It’s that time of year once again, every kid’s favorite: back to school! We hope everyone’s successfully readjusted to their school schedule and aren’t still stuck in summer mode. It can be a stressful time for parents as well, not knowing how their kids are going to be treated by the other students, their teacher, and the administration. Will they make friends? Will they have to sit alone in the cafeteria? Is getting them to do homework going to be a daily stress? My parents can attest to all those feelings, and I know personally just how scary the whole experience can be; the first day of school was my worst nightmare when I was younger. But it really doesn’t need to be. School can be a wonderful and fulfilling part of your life, a time you’ll look back on with nostalgia when the realities of adult life hit you.

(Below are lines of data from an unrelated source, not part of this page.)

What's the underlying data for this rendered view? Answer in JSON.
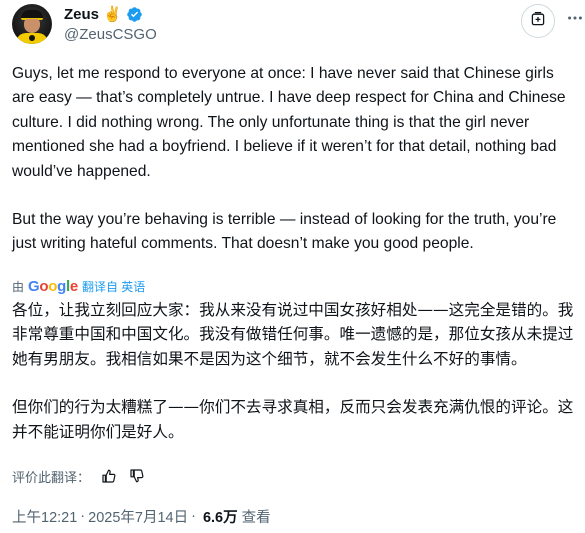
{
  "author": {
    "display_name": "Zeus",
    "emoji": "✌️",
    "handle": "@ZeusCSGO",
    "verified": true,
    "verified_color": "#1d9bf0"
  },
  "tweet": {
    "paragraph_1": "Guys, let me respond to everyone at once: I have never said that Chinese girls are easy — that’s completely untrue. I have deep respect for China and Chinese culture. I did nothing wrong. The only unfortunate thing is that the girl never mentioned she had a boyfriend. I believe if it weren’t for that detail, nothing bad would’ve happened.",
    "paragraph_2": "But the way you’re behaving is terrible — instead of looking for the truth, you’re just writing hateful comments. That doesn’t make you good people."
  },
  "translation": {
    "prefix": "由",
    "provider": "Google",
    "action": "翻译自 英语",
    "paragraph_1": "各位，让我立刻回应大家：我从来没有说过中国女孩好相处——这完全是错的。我非常尊重中国和中国文化。我没有做错任何事。唯一遗憾的是，那位女孩从未提过她有男朋友。我相信如果不是因为这个细节，就不会发生什么不好的事情。",
    "paragraph_2": "但你们的行为太糟糕了——你们不去寻求真相，反而只会发表充满仇恨的评论。这并不能证明你们是好人。",
    "rate_label": "评价此翻译："
  },
  "meta": {
    "time": "上午12:21",
    "separator": "·",
    "date": "2025年7月14日",
    "views": "6.6万",
    "views_label": "查看"
  },
  "icons": {
    "subscribe": "subscribe-icon",
    "more": "more-options-icon",
    "thumbs_up": "thumbs-up-icon",
    "thumbs_down": "thumbs-down-icon"
  },
  "colors": {
    "text_primary": "#0f1419",
    "text_secondary": "#536471",
    "accent": "#1d9bf0",
    "google_blue": "#4285f4",
    "google_red": "#ea4335",
    "google_yellow": "#fbbc05",
    "google_green": "#34a853"
  }
}
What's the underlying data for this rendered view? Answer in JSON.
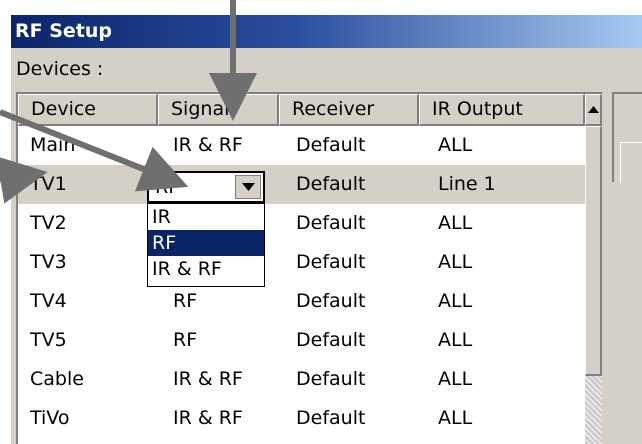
{
  "window": {
    "title": "RF Setup"
  },
  "devices_label": "Devices :",
  "table": {
    "columns": [
      "Device",
      "Signal",
      "Receiver",
      "IR Output"
    ],
    "rows": [
      {
        "device": "Main",
        "signal": "IR & RF",
        "receiver": "Default",
        "ir_output": "ALL"
      },
      {
        "device": "TV1",
        "signal": "RF",
        "receiver": "Default",
        "ir_output": "Line 1"
      },
      {
        "device": "TV2",
        "signal": "",
        "receiver": "Default",
        "ir_output": "ALL"
      },
      {
        "device": "TV3",
        "signal": "",
        "receiver": "Default",
        "ir_output": "ALL"
      },
      {
        "device": "TV4",
        "signal": "RF",
        "receiver": "Default",
        "ir_output": "ALL"
      },
      {
        "device": "TV5",
        "signal": "RF",
        "receiver": "Default",
        "ir_output": "ALL"
      },
      {
        "device": "Cable",
        "signal": "IR & RF",
        "receiver": "Default",
        "ir_output": "ALL"
      },
      {
        "device": "TiVo",
        "signal": "IR & RF",
        "receiver": "Default",
        "ir_output": "ALL"
      }
    ]
  },
  "signal_combo": {
    "value": "RF",
    "options": [
      "IR",
      "RF",
      "IR & RF"
    ],
    "highlighted": "RF"
  },
  "colors": {
    "accent": "#0a246a",
    "arrow": "#6f6f6f",
    "selected_row": "#d4d0c8"
  }
}
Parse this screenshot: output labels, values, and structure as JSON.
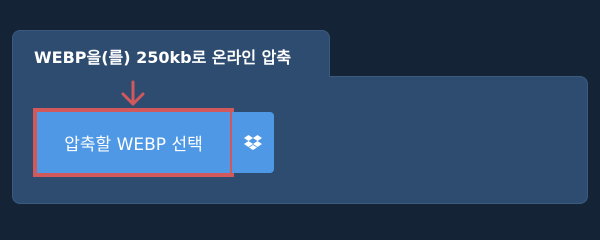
{
  "panel": {
    "title": "WEBP을(를) 250kb로 온라인 압축"
  },
  "upload": {
    "button_label": "압축할 WEBP 선택"
  },
  "icons": {
    "arrow": "arrow-down-icon",
    "dropbox": "dropbox-icon"
  },
  "colors": {
    "background": "#152336",
    "panel": "#2e4c70",
    "button": "#4e98e6",
    "highlight": "#d1585b"
  }
}
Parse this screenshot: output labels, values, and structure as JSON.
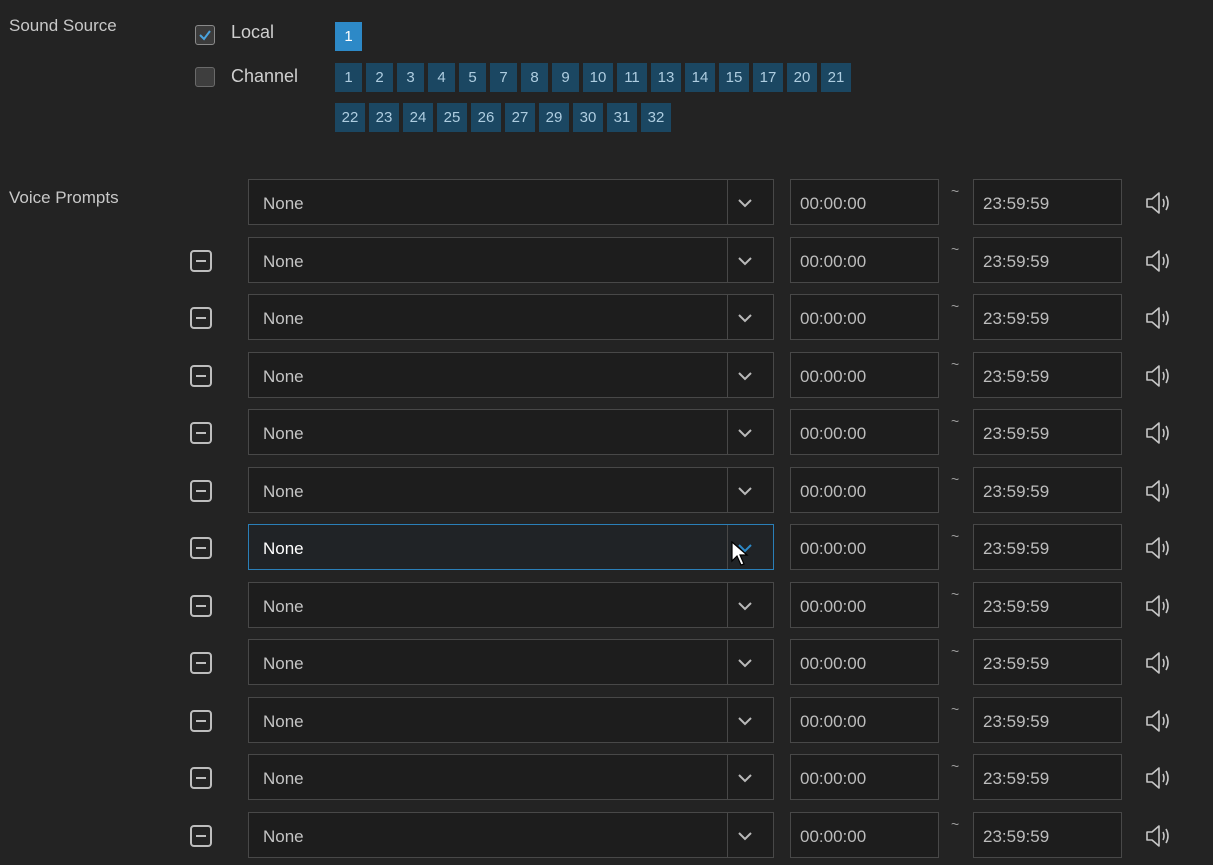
{
  "sound_source": {
    "label": "Sound Source",
    "local": {
      "label": "Local",
      "checked": true,
      "channels": [
        "1"
      ],
      "selected": "1"
    },
    "channel": {
      "label": "Channel",
      "checked": false,
      "row1": [
        "1",
        "2",
        "3",
        "4",
        "5",
        "7",
        "8",
        "9",
        "10",
        "11",
        "13",
        "14",
        "15",
        "17",
        "20",
        "21"
      ],
      "row2": [
        "22",
        "23",
        "24",
        "25",
        "26",
        "27",
        "29",
        "30",
        "31",
        "32"
      ]
    }
  },
  "voice_prompts": {
    "label": "Voice Prompts",
    "separator": "~",
    "rows": [
      {
        "prompt": "None",
        "start": "00:00:00",
        "end": "23:59:59",
        "removable": false,
        "focused": false
      },
      {
        "prompt": "None",
        "start": "00:00:00",
        "end": "23:59:59",
        "removable": true,
        "focused": false
      },
      {
        "prompt": "None",
        "start": "00:00:00",
        "end": "23:59:59",
        "removable": true,
        "focused": false
      },
      {
        "prompt": "None",
        "start": "00:00:00",
        "end": "23:59:59",
        "removable": true,
        "focused": false
      },
      {
        "prompt": "None",
        "start": "00:00:00",
        "end": "23:59:59",
        "removable": true,
        "focused": false
      },
      {
        "prompt": "None",
        "start": "00:00:00",
        "end": "23:59:59",
        "removable": true,
        "focused": false
      },
      {
        "prompt": "None",
        "start": "00:00:00",
        "end": "23:59:59",
        "removable": true,
        "focused": true
      },
      {
        "prompt": "None",
        "start": "00:00:00",
        "end": "23:59:59",
        "removable": true,
        "focused": false
      },
      {
        "prompt": "None",
        "start": "00:00:00",
        "end": "23:59:59",
        "removable": true,
        "focused": false
      },
      {
        "prompt": "None",
        "start": "00:00:00",
        "end": "23:59:59",
        "removable": true,
        "focused": false
      },
      {
        "prompt": "None",
        "start": "00:00:00",
        "end": "23:59:59",
        "removable": true,
        "focused": false
      },
      {
        "prompt": "None",
        "start": "00:00:00",
        "end": "23:59:59",
        "removable": true,
        "focused": false
      }
    ]
  },
  "colors": {
    "accent": "#2d89c7",
    "chip": "#1b4762",
    "background": "#232323"
  },
  "icons": {
    "remove": "minus-square-icon",
    "dropdown": "chevron-down-icon",
    "preview": "speaker-icon",
    "check": "checkmark-icon"
  }
}
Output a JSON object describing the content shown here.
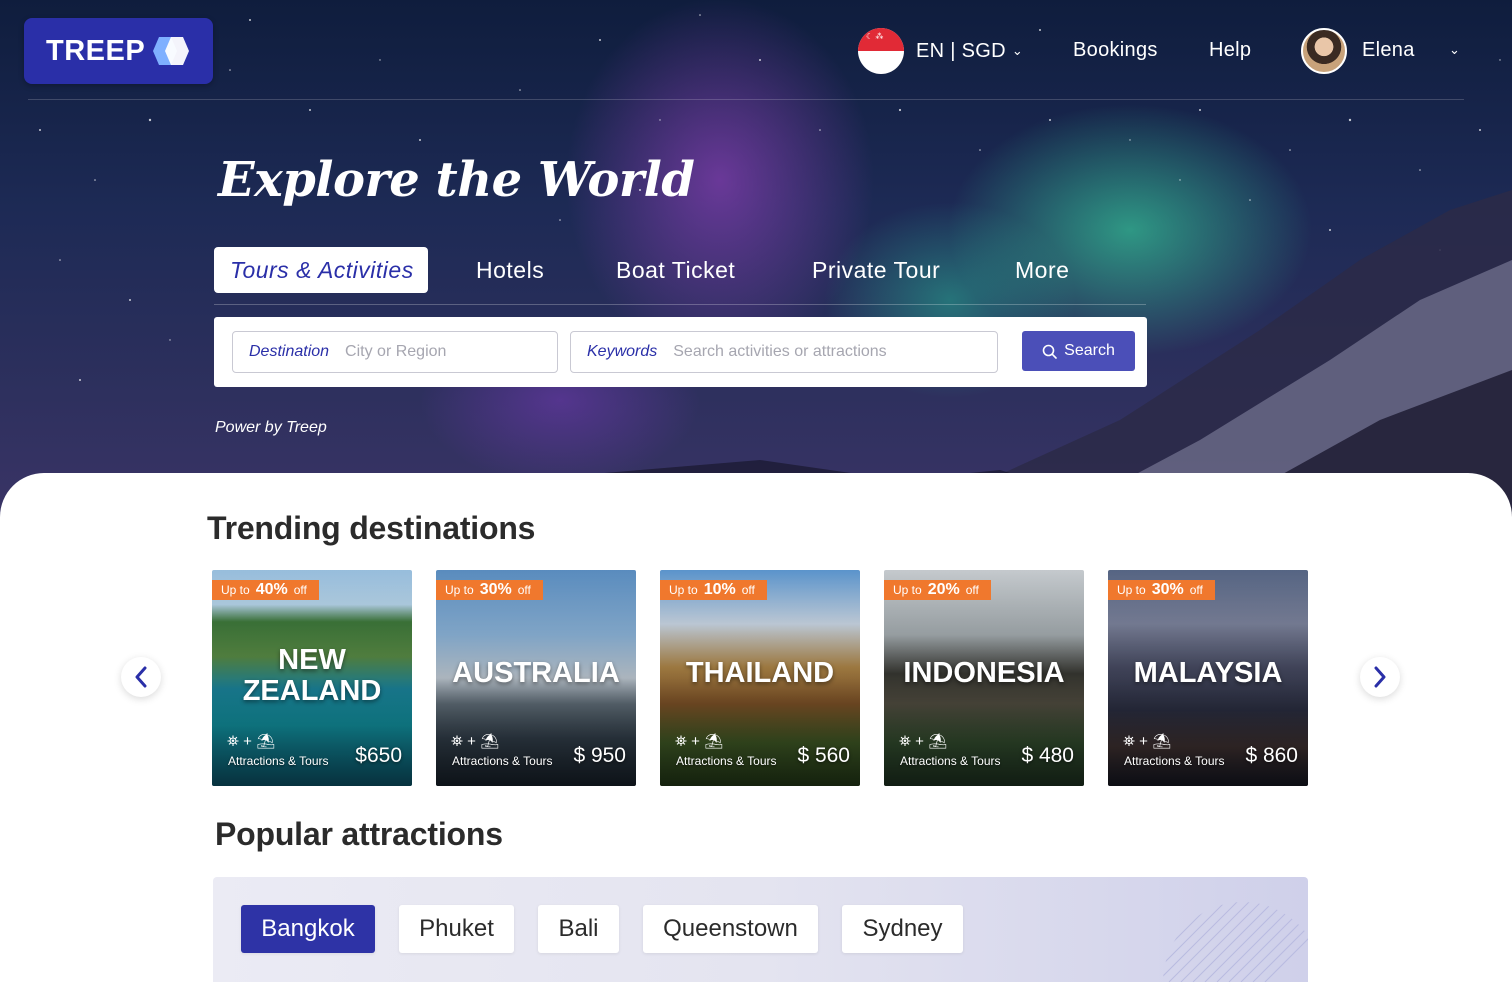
{
  "header": {
    "logo_text": "TREEP",
    "language_currency": "EN | SGD",
    "links": [
      "Bookings",
      "Help"
    ],
    "user_name": "Elena"
  },
  "hero": {
    "headline": "Explore the World",
    "tabs": [
      {
        "label": "Tours & Activities",
        "active": true
      },
      {
        "label": "Hotels",
        "active": false
      },
      {
        "label": "Boat Ticket",
        "active": false
      },
      {
        "label": "Private Tour",
        "active": false
      },
      {
        "label": "More",
        "active": false
      }
    ],
    "search": {
      "destination_label": "Destination",
      "destination_placeholder": "City or Region",
      "keywords_label": "Keywords",
      "keywords_placeholder": "Search activities or attractions",
      "button_label": "Search"
    },
    "power_text": "Power by Treep"
  },
  "trending": {
    "title": "Trending destinations",
    "badge_prefix": "Up to",
    "badge_suffix": "off",
    "icons_text": "⛯ + ⛱",
    "cards": [
      {
        "name": "NEW ZEALAND",
        "discount": "40%",
        "type": "Attractions & Tours",
        "price": "$650"
      },
      {
        "name": "AUSTRALIA",
        "discount": "30%",
        "type": "Attractions & Tours",
        "price": "$ 950"
      },
      {
        "name": "THAILAND",
        "discount": "10%",
        "type": "Attractions & Tours",
        "price": "$ 560"
      },
      {
        "name": "INDONESIA",
        "discount": "20%",
        "type": "Attractions & Tours",
        "price": "$ 480"
      },
      {
        "name": "MALAYSIA",
        "discount": "30%",
        "type": "Attractions & Tours",
        "price": "$ 860"
      }
    ]
  },
  "popular": {
    "title": "Popular attractions",
    "cities": [
      {
        "label": "Bangkok",
        "active": true
      },
      {
        "label": "Phuket",
        "active": false
      },
      {
        "label": "Bali",
        "active": false
      },
      {
        "label": "Queenstown",
        "active": false
      },
      {
        "label": "Sydney",
        "active": false
      }
    ]
  },
  "colors": {
    "brand": "#2a2fa8",
    "search_button": "#4b4fb8",
    "badge": "#f0782d"
  }
}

I’d like to outline some general advice I have for the back to school period that can be beneficial for both the student and parents. This is assuming you’ll be in a general education classroom which, as I’ve previously discussed, is becoming more common for kids on the spectrum. First is to keep a constant line of communication between student, parent, and teacher. As someone who’s going into the teaching profession, I can’t understate the importance of this. Teachers have to balance the needs of an entire classroom, and it can be difficult to properly identify one student’s troubles if they don’t know what’s going on in that student’s mind. Not only is a good relationship with the teacher positive academically, but I’ve seen firsthand teachers who are willing to help integrate their special needs students with the rest of the class. New friendships are formed that never would have been otherwise.
Another important thing, and it’s one that in hindsight I’m glad my family forced on me, is to get involved. Boy/Girl Scouts, sports, clubs, any extracurricular activities. When I was much younger I did these things (reluctantly at first), and ended up making many of my friends through them. It also allowed my mom to form relationships with the other parents so they could set up play dates for all of us. Even for older students, it’s never a bad idea to stay active, learn some valuable life skills, and have fun instead of wasting away doing nothing like many high schoolers are prone to do. I know that for many with ASD, putting yourself out there in social situations can be a daunting task, but facing your fears and anxieties is the only way to overcome them. Building a rapport with your teacher and getting involved with the school are what I consider to be the most important methods of feeling comfortable in school from the very beginning of the year.